Entries taken from a collection:
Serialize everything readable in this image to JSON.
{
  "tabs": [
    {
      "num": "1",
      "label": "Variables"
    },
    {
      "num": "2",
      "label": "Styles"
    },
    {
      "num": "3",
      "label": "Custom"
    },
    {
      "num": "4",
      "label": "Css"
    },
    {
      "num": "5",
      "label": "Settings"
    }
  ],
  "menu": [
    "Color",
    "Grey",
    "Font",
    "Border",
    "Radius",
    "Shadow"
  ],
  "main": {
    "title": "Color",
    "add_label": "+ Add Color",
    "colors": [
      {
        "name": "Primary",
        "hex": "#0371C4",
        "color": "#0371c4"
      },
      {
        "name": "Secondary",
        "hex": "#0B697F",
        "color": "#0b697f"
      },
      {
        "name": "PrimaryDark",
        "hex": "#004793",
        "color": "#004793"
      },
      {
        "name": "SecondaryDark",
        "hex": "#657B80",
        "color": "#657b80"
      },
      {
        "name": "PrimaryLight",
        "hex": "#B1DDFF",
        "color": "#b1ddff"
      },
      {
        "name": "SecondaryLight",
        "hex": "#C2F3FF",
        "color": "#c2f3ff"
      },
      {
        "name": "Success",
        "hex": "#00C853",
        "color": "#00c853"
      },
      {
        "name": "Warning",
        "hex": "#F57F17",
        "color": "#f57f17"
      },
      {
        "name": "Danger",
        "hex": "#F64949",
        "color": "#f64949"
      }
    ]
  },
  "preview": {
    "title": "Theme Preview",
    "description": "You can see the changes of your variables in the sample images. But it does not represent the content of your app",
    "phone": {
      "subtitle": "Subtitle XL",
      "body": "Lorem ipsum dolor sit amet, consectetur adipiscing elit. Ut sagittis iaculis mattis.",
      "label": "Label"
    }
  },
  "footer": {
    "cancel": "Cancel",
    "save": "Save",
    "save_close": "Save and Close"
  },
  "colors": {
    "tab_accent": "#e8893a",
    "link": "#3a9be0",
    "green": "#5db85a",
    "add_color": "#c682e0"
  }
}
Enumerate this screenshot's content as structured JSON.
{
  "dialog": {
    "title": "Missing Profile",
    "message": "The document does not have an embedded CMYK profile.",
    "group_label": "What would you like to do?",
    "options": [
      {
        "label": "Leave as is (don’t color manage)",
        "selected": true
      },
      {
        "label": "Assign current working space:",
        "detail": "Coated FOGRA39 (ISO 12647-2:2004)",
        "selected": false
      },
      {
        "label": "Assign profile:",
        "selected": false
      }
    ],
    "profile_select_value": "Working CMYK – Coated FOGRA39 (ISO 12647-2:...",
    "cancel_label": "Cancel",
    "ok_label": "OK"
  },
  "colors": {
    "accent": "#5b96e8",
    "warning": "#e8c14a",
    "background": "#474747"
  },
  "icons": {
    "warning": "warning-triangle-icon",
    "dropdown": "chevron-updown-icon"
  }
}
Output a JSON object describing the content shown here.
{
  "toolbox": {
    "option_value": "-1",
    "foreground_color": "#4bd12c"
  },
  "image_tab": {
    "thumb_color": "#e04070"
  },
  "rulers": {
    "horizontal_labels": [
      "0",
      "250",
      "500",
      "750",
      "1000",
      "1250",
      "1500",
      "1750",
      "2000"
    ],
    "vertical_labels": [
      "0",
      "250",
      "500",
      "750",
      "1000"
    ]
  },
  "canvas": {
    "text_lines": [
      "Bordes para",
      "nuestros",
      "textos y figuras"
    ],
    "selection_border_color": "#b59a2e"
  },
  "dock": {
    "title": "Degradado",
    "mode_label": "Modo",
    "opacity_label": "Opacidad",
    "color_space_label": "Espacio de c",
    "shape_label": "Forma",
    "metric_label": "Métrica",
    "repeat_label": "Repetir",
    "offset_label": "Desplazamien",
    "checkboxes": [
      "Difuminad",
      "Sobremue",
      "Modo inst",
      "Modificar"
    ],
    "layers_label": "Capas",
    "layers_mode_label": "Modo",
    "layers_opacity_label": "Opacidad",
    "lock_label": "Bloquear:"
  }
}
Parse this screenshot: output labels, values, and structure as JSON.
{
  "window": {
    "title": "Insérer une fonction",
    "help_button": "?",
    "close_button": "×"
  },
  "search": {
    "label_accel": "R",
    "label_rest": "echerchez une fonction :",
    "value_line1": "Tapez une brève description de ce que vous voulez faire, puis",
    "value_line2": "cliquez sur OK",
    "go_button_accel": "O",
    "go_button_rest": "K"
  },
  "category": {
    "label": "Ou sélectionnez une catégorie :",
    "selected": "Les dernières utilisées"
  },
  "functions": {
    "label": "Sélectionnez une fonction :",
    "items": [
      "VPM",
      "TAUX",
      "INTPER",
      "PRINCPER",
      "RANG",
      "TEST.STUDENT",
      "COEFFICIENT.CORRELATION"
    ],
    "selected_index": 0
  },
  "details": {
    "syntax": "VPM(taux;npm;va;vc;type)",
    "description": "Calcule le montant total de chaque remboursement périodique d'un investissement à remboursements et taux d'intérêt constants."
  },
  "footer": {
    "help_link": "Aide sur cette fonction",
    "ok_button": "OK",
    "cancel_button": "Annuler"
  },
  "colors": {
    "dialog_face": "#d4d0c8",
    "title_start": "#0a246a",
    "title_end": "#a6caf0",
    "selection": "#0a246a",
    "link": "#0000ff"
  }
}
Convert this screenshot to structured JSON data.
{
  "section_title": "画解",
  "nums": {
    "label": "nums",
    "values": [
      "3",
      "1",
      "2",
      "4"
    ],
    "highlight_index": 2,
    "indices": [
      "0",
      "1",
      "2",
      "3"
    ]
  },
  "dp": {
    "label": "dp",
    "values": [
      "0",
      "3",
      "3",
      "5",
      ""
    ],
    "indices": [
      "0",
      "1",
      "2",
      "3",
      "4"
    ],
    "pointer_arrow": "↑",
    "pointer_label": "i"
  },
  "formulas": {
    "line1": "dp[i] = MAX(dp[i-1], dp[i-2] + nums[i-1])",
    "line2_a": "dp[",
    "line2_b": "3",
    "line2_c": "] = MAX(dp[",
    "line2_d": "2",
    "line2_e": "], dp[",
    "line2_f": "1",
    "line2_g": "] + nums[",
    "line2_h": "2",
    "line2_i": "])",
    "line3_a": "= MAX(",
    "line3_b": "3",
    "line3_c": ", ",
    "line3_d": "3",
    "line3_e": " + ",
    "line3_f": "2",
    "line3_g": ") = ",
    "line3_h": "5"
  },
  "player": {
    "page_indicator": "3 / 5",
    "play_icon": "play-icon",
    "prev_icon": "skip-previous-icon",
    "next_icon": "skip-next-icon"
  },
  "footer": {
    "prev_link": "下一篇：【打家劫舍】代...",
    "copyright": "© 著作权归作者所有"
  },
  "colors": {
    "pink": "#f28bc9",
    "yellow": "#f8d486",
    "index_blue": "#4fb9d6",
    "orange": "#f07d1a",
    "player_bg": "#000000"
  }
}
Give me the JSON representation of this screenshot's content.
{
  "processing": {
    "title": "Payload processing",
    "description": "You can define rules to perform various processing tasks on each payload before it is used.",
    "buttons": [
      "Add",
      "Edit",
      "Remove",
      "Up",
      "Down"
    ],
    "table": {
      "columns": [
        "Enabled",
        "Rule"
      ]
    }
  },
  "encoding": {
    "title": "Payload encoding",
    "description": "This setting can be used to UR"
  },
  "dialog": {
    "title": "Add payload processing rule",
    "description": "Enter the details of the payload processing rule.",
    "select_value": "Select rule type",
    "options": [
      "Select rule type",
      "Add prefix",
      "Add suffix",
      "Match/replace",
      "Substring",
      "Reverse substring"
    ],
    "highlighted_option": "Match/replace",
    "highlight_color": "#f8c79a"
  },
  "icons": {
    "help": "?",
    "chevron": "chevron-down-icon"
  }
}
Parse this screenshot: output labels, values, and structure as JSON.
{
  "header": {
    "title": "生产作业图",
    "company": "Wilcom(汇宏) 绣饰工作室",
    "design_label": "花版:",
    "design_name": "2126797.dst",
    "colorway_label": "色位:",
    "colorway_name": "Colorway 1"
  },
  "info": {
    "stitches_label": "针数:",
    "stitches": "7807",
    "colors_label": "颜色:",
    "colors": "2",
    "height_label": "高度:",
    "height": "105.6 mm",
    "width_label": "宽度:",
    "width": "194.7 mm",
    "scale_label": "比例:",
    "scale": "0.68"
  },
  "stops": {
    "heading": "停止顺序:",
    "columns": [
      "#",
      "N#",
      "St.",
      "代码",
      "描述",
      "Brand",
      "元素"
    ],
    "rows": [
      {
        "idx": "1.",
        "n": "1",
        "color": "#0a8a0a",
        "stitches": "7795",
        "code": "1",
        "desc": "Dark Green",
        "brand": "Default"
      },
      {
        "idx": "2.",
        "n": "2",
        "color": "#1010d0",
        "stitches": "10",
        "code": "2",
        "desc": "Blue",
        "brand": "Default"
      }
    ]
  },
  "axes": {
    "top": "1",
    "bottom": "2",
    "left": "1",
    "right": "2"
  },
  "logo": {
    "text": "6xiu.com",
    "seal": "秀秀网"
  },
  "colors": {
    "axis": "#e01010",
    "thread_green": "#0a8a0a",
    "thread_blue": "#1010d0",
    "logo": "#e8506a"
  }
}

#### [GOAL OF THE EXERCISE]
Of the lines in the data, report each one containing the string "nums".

#### [SOLUTION FOR THIS TASK]
  "nums": {
    "label": "nums",
    "line1": "dp[i] = MAX(dp[i-1], dp[i-2] + nums[i-1])",
    "line2_g": "] + nums[",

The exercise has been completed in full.